▸ **DATA RECORDS**
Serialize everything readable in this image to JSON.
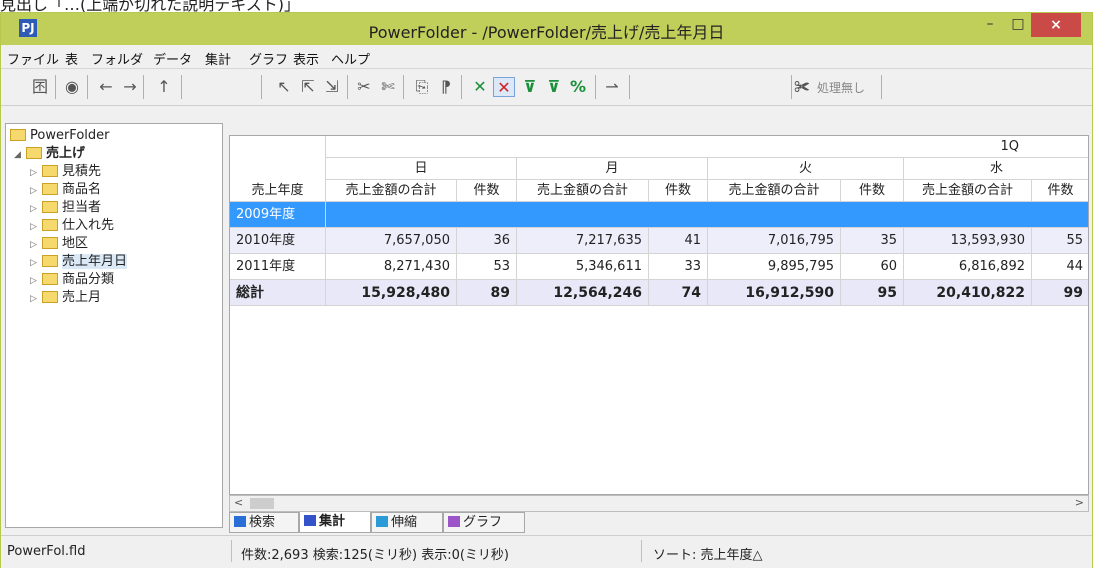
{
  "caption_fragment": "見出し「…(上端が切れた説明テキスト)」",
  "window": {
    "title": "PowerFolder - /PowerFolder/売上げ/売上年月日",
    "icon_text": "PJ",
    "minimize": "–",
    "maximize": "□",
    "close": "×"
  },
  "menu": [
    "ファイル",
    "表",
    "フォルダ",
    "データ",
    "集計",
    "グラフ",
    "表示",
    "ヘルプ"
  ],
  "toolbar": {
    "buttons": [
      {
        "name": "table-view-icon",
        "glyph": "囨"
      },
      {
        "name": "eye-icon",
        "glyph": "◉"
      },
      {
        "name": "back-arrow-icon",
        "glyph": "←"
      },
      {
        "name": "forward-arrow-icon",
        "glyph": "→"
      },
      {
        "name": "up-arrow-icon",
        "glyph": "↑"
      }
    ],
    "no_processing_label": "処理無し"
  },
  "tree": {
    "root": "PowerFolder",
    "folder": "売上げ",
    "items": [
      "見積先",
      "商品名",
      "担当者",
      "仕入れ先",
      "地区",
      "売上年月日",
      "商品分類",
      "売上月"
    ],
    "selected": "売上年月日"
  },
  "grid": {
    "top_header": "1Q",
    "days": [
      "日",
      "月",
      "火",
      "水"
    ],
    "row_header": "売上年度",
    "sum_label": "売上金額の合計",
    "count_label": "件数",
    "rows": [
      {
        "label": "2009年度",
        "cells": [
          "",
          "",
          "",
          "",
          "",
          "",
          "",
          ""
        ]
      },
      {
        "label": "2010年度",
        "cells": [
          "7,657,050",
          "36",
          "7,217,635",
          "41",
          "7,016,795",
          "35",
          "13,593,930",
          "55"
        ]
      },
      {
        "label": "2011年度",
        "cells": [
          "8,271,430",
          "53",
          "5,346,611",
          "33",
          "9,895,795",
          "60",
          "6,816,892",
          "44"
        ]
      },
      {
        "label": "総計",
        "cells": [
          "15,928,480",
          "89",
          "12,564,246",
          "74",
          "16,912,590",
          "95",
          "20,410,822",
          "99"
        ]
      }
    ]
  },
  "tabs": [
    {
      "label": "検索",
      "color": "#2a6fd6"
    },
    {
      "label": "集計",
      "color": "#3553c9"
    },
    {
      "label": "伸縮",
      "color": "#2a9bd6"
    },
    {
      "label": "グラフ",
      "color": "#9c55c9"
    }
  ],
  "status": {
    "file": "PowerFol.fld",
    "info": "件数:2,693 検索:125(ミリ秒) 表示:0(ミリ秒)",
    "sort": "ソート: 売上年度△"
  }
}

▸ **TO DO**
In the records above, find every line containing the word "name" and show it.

▸ **ANSWER TO THIS EXERCISE**
        "name": "table-view-icon",
        "name": "eye-icon",
        "name": "back-arrow-icon",
        "name": "forward-arrow-icon",
        "name": "up-arrow-icon",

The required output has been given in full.